Prior to the visit, the Nepali media discussed about PM Modi’s Lumbini visit, which he has been planning since 2014. Since PM Modi had expressedhis interest to visitLumbiniduring his June 2018 visit to Nepal, it was observed in the media that the Nepali government was willing to organize such a trip this time.
Significance of the visit
The visit happenedat a time when both India and Nepal are trying to improve the bilateral relationship after India’s reservations over accommodating minority groups (especially Madhesis)rights in the 2015 Constitution. The 2015-16 limitation of cargo movements through major India-Nepal border points due to the Madhesi agitation, gravely affected bilateral relations. Nepali perceived India’s response to that event as unofficial blockade against Nepal. These two events generated a new wave of resentment against India, which was largely neutralized after PM Modi’sfirst visit to Kathmandu in August 2014.
In the sub-regional context, the visit happened while China is trying to set up railway connectivity up to Kathmandu and has assured major infrastructure developments in Nepal under the BRI framework. The India-Nepal MoU on railways was signed therefore just a week after Nepal and China agreed to prepare a detailed project report of the Kyirong (Tibet)-Kathmandu railway line.
Cautious optimism

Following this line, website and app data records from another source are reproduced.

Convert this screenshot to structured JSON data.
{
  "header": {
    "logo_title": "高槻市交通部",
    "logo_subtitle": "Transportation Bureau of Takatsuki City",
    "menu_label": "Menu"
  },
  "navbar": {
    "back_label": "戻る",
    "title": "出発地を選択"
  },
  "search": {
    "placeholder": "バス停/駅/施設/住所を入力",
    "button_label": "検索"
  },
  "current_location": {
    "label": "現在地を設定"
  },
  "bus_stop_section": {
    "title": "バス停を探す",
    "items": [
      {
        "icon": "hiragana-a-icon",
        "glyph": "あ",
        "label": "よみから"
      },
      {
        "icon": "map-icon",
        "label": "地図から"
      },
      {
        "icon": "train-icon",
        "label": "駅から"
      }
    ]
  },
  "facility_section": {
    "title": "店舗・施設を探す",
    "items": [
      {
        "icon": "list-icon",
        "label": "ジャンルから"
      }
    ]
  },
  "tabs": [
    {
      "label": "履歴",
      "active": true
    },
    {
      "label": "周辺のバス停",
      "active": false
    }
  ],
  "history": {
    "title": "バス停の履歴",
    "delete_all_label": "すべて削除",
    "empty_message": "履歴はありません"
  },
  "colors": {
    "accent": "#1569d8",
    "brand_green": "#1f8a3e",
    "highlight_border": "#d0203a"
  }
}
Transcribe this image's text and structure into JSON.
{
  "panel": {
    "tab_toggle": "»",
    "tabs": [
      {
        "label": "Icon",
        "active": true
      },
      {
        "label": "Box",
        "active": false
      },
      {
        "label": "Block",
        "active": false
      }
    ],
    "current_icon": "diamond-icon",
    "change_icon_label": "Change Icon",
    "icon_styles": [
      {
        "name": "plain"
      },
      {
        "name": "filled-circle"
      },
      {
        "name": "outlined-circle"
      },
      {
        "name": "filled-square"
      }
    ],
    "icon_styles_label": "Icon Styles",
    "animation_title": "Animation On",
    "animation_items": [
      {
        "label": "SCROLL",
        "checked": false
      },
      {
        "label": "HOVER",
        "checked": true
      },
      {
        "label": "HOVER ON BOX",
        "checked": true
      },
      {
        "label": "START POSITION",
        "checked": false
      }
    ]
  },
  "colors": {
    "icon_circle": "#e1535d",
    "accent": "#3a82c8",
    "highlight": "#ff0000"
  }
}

While PM Modi’s two consecutive visits to Kathmandu, and speedy implementation of the projects agreed upon at the bilateral level, improved the relations to a higher level,his informal invitation to member countries to join the BIMSTEC military exercise, which was held in Pune in September 2018, at the inaugural session of the summit created debate in Nepal whether the Nepali Army should join that or not. Nepalese Prime Minister K P Oli came under tremendous public criticism for agreeing to join the exercise, which was not adopted in the BIMSTEC resolutions. Just two day before the exercise, Nepal government decided not to participate in the exercise. Many factors could be responsible for the development including Chinese pressure not to participate. However, there are good reasons to believe that the Pune military exercise gave an opportunity to the Nepalese civilian authority to reassert control over the army citing public pressure that India wants to create a military block.
Final Observations
Overall, despite the fluctuating fortunes in the bilateral relationship, Nepalese still continue to put their faith in Modi hoping eventually for overall benefits. In Nepal the expectations over India have never been as high as in the time of the Modi-led NDA government. In fact, a large number of people in Nepal continue to believe Modi as Messiah of ‘positive change’ and ‘development’. While relationship at the state-to-state level has improved there is lot to be done in terms of implementation of major projects that include postal roads, Pancheshwar Multipurpose Project, assisting in setting up the Nepal Police Academy, constructing cross-border rail and transmission lines, mitigating Terai inundation, and post-earthquake reconstruction projects, etc.
(Research Fellow, Institute for Defence Studies & Analyses, New Delhi) ,
Disclaimer : Opinions expressed in this article are those of the author’s only